There were many wonderful submissions from so many awesome readers! Thank you to Natasha and everyone else for your participation; this was a great contest!

Saturday, November 2, 2013

By Its Cover - Ashes by Ilsa Bick

I actually really love this cover.  It looks like of like a  finger print to me, which I think is the point.  It's a book that has a lot to do with identity and genetics, which a finger print kind of represents.  Also, the idea that each person reacted differently to the pulse.  It's that idea that no two people are exactly the same.

But then you look closer and it's OMG CREEPY FACE!!!  Which, you know, works well because of the Zombies.  And Bick's zombies are zombies that LEARN, which is kind of different for zombies (plus, let's not forget the addition of super powers for regular people.)

It's a great cover and I think it works wonderfully with the book.

Everything Cassy said is basically what I had to say about this cover. The only thing I have to add is the color scheme... "Ashes" obviously evokes the idea of grays and black, so those are our predominant colors, with a touch of red because red and black is the horror palette. Very effective.

Friday, November 1, 2013

Review me Twice - Ashes by Ilsa J. Bick

So, for one, I had no idea this was a zombie book until I started reading it. The back doesn't really give you that much of a clue.  It just says that people change, some for the better, some for the worse.  So I was expecting some sort of super power something, but not zombies.

Which... I liked, because a lot of times you go in with a lot of preconceptions when you realize something is a zombie story.  I like that I didn't really have those for Ashes.  It really let me see Bick's zombies as she wanted, I think (which were animalistic, but adaptable creatures.)

She's also really good at making you turn pages.  I constantly was picking it up, reading it, wanting to know what happened and not being able to handle the cliff hangers.  Alex (our main character, not my co-blogger), was a well fleshed out, likable character.  I really like Ellie (an eight year old girl she kind of gets stuck with) and even Tom, our love interest.

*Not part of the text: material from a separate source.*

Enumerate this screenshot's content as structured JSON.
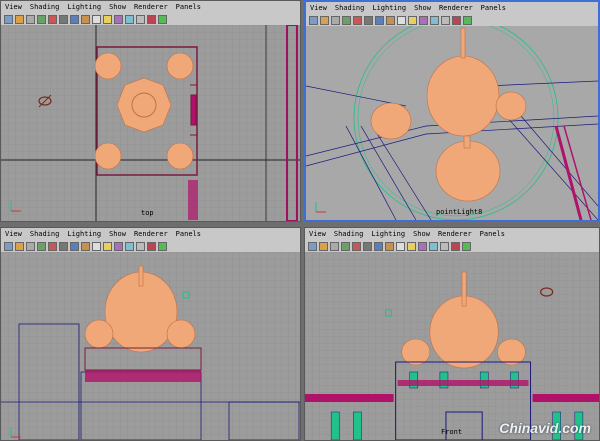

But... halfway through the book, it's not about Tom and Ellie anymore.  They're not even in that part of the story and Alex... she's not the character that I fell in love with in the beginning of the book.  She becomes very complacent and stays in this place that she had been ready to run as fast as possible from when she first got there.

It ended with a TREMENDOUS cliff hanger that you kind of saw coming (in the sense that you knew something was wrong), but kind of didn't.  It made me want to read the second book, if nothing else, but I hope that we see more of Tom & Ellie in book two because the book was kind of dumb without them.

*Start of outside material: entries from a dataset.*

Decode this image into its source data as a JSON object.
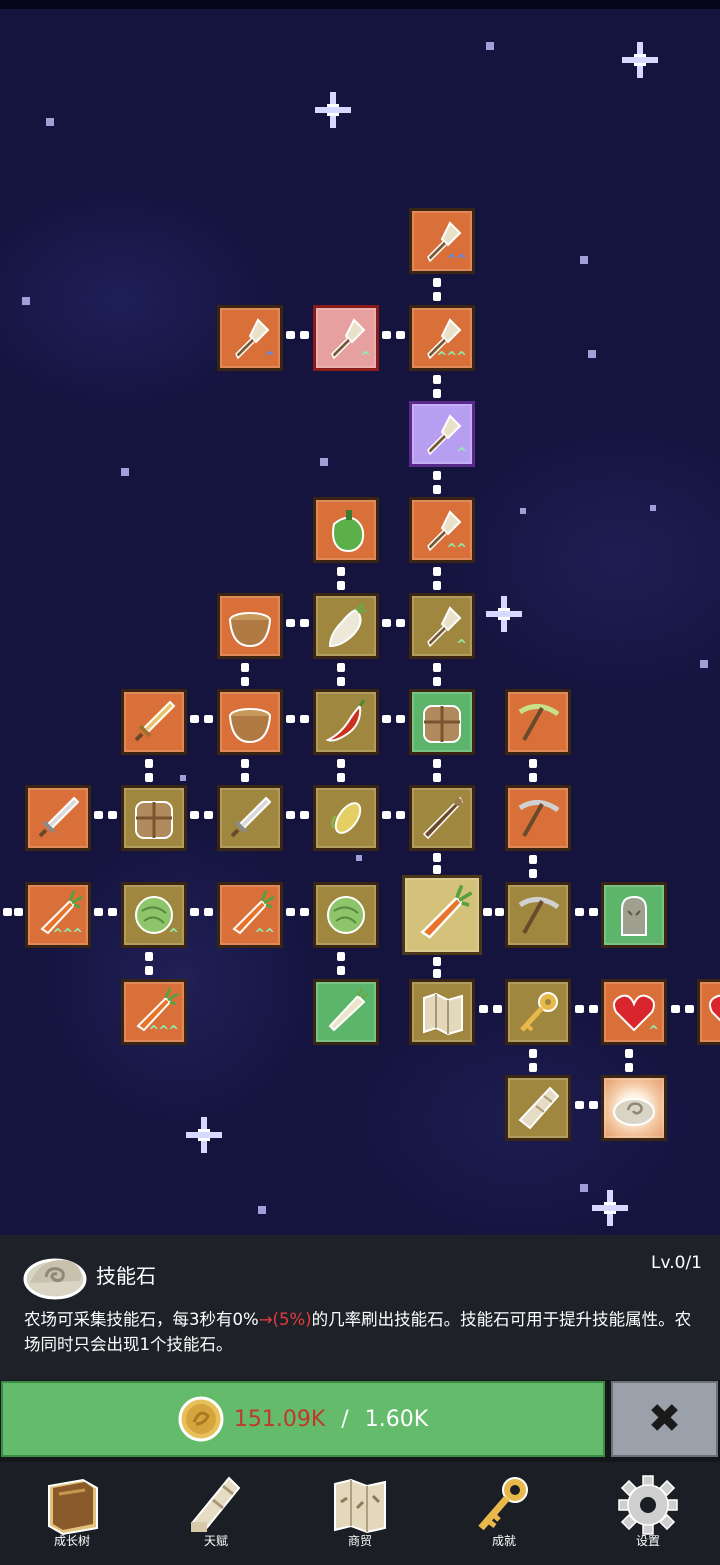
{
  "info": {
    "title": "技能石",
    "level": "Lv.0/1",
    "desc_before": "农场可采集技能石，每3秒有0%",
    "desc_highlight": "→(5%)",
    "desc_after": "的几率刷出技能石。技能石可用于提升技能属性。农场同时只会出现1个技能石。"
  },
  "cost": {
    "current": "151.09K",
    "separator": "/",
    "total": "1.60K"
  },
  "close_icon": "close-x-icon",
  "nav": [
    {
      "label": "成长树",
      "icon": "book-icon"
    },
    {
      "label": "天赋",
      "icon": "scroll-icon"
    },
    {
      "label": "商贸",
      "icon": "map-icon"
    },
    {
      "label": "成就",
      "icon": "key-icon"
    },
    {
      "label": "设置",
      "icon": "gear-icon"
    }
  ],
  "nodes": [
    {
      "name": "shovel-node",
      "icon": "shovel-icon",
      "color": "orange",
      "mark": "blue2"
    },
    {
      "name": "shovel-node",
      "icon": "shovel-icon",
      "color": "orange",
      "mark": "blue"
    },
    {
      "name": "shovel-node",
      "icon": "shovel-icon",
      "color": "red",
      "mark": "green"
    },
    {
      "name": "shovel-node",
      "icon": "shovel-icon",
      "color": "orange",
      "mark": "green3"
    },
    {
      "name": "shovel-node",
      "icon": "shovel-icon",
      "color": "purple",
      "mark": "green"
    },
    {
      "name": "pepper-node",
      "icon": "pepper-icon",
      "color": "orange",
      "mark": ""
    },
    {
      "name": "shovel-node",
      "icon": "shovel-icon",
      "color": "orange",
      "mark": "green2"
    },
    {
      "name": "bowl-node",
      "icon": "bowl-icon",
      "color": "orange",
      "mark": ""
    },
    {
      "name": "radish-node",
      "icon": "radish-icon",
      "color": "brown",
      "mark": ""
    },
    {
      "name": "shovel-node",
      "icon": "shovel-icon",
      "color": "brown",
      "mark": "green"
    },
    {
      "name": "sword-node",
      "icon": "sword-gold-icon",
      "color": "orange",
      "mark": ""
    },
    {
      "name": "bowl-node",
      "icon": "bowl-icon",
      "color": "orange",
      "mark": ""
    },
    {
      "name": "chili-node",
      "icon": "chili-icon",
      "color": "brown",
      "mark": ""
    },
    {
      "name": "backpack-node",
      "icon": "backpack-icon",
      "color": "green",
      "mark": ""
    },
    {
      "name": "pickaxe-node",
      "icon": "pickaxe-green-icon",
      "color": "orange",
      "mark": ""
    },
    {
      "name": "sword-node",
      "icon": "sword-icon",
      "color": "orange",
      "mark": ""
    },
    {
      "name": "backpack-node",
      "icon": "backpack-icon",
      "color": "brown",
      "mark": ""
    },
    {
      "name": "sword-node",
      "icon": "sword-icon",
      "color": "brown",
      "mark": ""
    },
    {
      "name": "corn-node",
      "icon": "corn-icon",
      "color": "brown",
      "mark": ""
    },
    {
      "name": "staff-node",
      "icon": "staff-icon",
      "color": "brown",
      "mark": ""
    },
    {
      "name": "pickaxe-node",
      "icon": "pickaxe-icon",
      "color": "orange",
      "mark": ""
    },
    {
      "name": "carrot-node",
      "icon": "carrot-icon",
      "color": "orange",
      "mark": "green3"
    },
    {
      "name": "cabbage-node",
      "icon": "cabbage-icon",
      "color": "brown",
      "mark": "green"
    },
    {
      "name": "carrot-node",
      "icon": "carrot-icon",
      "color": "orange",
      "mark": "green2"
    },
    {
      "name": "cabbage-node",
      "icon": "cabbage-icon",
      "color": "brown",
      "mark": ""
    },
    {
      "name": "carrot-node",
      "icon": "carrot-icon",
      "color": "big",
      "mark": ""
    },
    {
      "name": "pickaxe-node",
      "icon": "pickaxe-icon",
      "color": "brown",
      "mark": ""
    },
    {
      "name": "ghost-node",
      "icon": "ghost-icon",
      "color": "green",
      "mark": ""
    },
    {
      "name": "carrot-node",
      "icon": "carrot-icon",
      "color": "orange",
      "mark": "green3"
    },
    {
      "name": "radish-node",
      "icon": "parsnip-icon",
      "color": "green",
      "mark": ""
    },
    {
      "name": "map-node",
      "icon": "map-icon",
      "color": "brown",
      "mark": ""
    },
    {
      "name": "key-node",
      "icon": "key-icon",
      "color": "brown",
      "mark": ""
    },
    {
      "name": "heart-node",
      "icon": "heart-icon",
      "color": "orange",
      "mark": "green"
    },
    {
      "name": "partial-node",
      "icon": "heart-icon",
      "color": "orange",
      "mark": ""
    },
    {
      "name": "scroll-node",
      "icon": "scroll-icon",
      "color": "brown",
      "mark": ""
    },
    {
      "name": "skill-stone-node",
      "icon": "stone-icon",
      "color": "glow",
      "mark": ""
    }
  ]
}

There are two almost-separate stories in this book. We start with Alex, who later meets up with Tom and Ellie, and then somewhere between halfway and 2/3 of the way in, it's just Alex. I usually hate this writing tactic, because I rush through the part with the lone character hoping to hear about the others again. I did not do that this time, and I think it's just because I liked the second half just as much as I liked the first. (Usually I don't, because you build all this great momentum with the first and then BAM here's a totally different pace and new group of people, deal with it. That still happened, but I was given fair warning and it didn't just suddenly happen.)

Only once before with this blog was I so entranced by a book we read that I was compelled to read the next book in the series (that was with Divergent). I have already read Shadows and I'm now reading Monsters.

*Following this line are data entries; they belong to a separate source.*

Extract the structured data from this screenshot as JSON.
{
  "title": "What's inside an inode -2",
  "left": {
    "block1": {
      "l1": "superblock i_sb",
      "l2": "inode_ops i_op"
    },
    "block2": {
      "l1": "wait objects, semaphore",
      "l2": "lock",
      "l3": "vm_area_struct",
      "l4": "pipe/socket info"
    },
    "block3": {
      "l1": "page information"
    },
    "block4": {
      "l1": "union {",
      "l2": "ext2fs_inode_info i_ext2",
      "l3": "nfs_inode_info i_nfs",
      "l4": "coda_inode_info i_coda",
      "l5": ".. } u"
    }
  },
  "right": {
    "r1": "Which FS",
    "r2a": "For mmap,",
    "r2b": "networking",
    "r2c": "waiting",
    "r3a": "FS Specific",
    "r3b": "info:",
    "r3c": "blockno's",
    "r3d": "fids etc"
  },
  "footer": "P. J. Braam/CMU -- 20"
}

After a while, you see a very heavy writing pattern emerge. (I didn't notice it until I was about 1/3 through Shadows, but in retrospect, it was there in Ashes too.) It's hard to describe, though. It seems like, with every single chapter (after a while), our characters have more and more awfulness piled upon them. I mean, I've barely begun Monsters and with every page, you expect everyone to just drop dead because how could any of them possibly take any more?

But, my favorite thing about these books is that Bick is down-and-dirty. There is some sick, twisted stuff in these books. The first time you see one of the changed kids? I just suggest not eating while you read this one. It's awesome.